Results: the proposed approach consists of six distinct parts:
1) PICO-analysis;
2) searching the literature;
3) title and abstract screening;
4) full-text screening and tagging;
5) matching eligible studies to questions; and
6) validating the matched studies.

First, we categorized the ‘populations’ of the different PICO questions into subgroups of the RA population. We similarly categorized the ‘interventions’ and ‘controls’. Then, we grouped PICO questions into sets with non-overlapping categories of interventions. Second, we performed distinct literature searches for two sets of PICO questions: one with vaccine types of interventions, and one with ‘other’ types of interventions. We conducted the subsequent parts separately for these two sets. Third, for the title and abstract screening, we judged the studies as eligible if they met study design criteria, as well as the population and interventions/controls categories relevant to the set. Fourth, using an online DistillerSR form, we screened the full-texts using the same eligibility criteria as above. Concurrently, we tagged the included studies for the different categories identified in the PICO-analysis. Fifth, the matching process aimed to identify all studies eligible for each PICO question. To conduct an efficient matching, we started by grouping PICO questions into subsets for which we identified eligible studies; for that, we captured the studies with tags matching the PICO categories relevant to the subset. Subsequently, we allocated the studies to the individual PICOs within each subset. Sixth, we aim to validate our results against those obtained in L·OVE (by Epistemonikos).

Conclusion: the proposed approach has shown to be feasible and efficient for identifying eligible studies for a large number of PICO questions.
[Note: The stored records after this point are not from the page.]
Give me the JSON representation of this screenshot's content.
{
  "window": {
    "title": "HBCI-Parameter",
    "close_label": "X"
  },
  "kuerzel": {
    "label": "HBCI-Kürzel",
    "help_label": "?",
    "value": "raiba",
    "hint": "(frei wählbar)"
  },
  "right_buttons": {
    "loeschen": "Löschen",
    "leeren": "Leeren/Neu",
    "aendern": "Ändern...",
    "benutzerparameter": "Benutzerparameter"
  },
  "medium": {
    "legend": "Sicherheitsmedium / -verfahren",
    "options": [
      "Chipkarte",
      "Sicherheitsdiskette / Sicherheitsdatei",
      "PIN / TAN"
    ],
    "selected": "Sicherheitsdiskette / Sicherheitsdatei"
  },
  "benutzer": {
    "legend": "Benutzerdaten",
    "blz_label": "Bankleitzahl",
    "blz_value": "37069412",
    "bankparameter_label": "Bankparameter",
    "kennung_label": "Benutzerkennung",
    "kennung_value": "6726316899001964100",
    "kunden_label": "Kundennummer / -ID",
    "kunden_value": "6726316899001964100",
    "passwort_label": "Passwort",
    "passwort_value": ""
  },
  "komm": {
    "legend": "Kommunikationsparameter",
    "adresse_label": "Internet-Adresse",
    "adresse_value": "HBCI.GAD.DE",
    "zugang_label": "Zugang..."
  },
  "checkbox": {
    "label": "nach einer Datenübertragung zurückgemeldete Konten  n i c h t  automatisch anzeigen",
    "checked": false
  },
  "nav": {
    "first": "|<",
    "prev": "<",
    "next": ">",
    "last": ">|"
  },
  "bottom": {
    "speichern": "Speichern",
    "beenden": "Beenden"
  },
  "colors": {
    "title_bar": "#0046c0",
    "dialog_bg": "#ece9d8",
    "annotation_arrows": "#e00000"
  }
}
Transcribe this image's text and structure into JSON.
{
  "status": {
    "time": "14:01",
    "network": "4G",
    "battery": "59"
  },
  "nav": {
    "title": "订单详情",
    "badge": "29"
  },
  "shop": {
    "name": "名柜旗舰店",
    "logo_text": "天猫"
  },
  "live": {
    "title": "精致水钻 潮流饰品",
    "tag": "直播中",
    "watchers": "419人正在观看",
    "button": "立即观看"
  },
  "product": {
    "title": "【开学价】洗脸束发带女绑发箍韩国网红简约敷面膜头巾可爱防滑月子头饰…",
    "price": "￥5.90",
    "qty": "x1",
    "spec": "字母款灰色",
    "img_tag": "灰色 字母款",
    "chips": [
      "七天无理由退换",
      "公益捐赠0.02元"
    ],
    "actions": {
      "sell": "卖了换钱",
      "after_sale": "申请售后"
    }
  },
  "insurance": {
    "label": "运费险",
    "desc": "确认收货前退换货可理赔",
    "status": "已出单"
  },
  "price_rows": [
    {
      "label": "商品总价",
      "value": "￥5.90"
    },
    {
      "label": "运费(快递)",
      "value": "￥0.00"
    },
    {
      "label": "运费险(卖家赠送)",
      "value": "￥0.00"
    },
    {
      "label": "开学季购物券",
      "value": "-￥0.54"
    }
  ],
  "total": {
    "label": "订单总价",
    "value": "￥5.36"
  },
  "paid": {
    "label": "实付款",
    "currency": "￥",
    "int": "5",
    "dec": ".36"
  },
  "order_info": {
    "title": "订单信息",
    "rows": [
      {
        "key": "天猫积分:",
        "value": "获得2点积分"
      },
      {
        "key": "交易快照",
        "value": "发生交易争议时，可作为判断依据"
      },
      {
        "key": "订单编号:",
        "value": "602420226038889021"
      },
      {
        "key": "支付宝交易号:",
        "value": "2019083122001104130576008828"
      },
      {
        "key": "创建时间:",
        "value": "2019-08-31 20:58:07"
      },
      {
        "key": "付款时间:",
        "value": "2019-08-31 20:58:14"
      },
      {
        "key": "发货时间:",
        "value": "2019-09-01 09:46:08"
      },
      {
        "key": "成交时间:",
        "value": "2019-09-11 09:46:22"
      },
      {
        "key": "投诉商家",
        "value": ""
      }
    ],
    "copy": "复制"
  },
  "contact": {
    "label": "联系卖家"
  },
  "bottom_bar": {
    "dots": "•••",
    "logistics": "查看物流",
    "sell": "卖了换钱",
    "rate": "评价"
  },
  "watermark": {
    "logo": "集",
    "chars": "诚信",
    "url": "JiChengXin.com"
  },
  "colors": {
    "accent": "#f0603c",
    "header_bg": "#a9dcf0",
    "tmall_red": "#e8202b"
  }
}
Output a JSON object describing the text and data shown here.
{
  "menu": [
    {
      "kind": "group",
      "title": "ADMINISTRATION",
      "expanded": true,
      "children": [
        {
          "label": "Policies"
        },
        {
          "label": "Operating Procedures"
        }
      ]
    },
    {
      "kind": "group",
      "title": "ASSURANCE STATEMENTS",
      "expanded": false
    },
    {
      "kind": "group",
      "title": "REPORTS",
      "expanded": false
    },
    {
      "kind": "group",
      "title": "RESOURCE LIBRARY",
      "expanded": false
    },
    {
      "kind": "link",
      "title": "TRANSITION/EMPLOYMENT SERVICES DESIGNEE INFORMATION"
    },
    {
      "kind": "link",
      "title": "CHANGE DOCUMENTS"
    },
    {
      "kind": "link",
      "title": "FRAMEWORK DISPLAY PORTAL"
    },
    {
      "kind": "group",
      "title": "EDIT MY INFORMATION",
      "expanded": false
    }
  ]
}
Its value will depend on proving its validity.

Patient/consumer involvement: none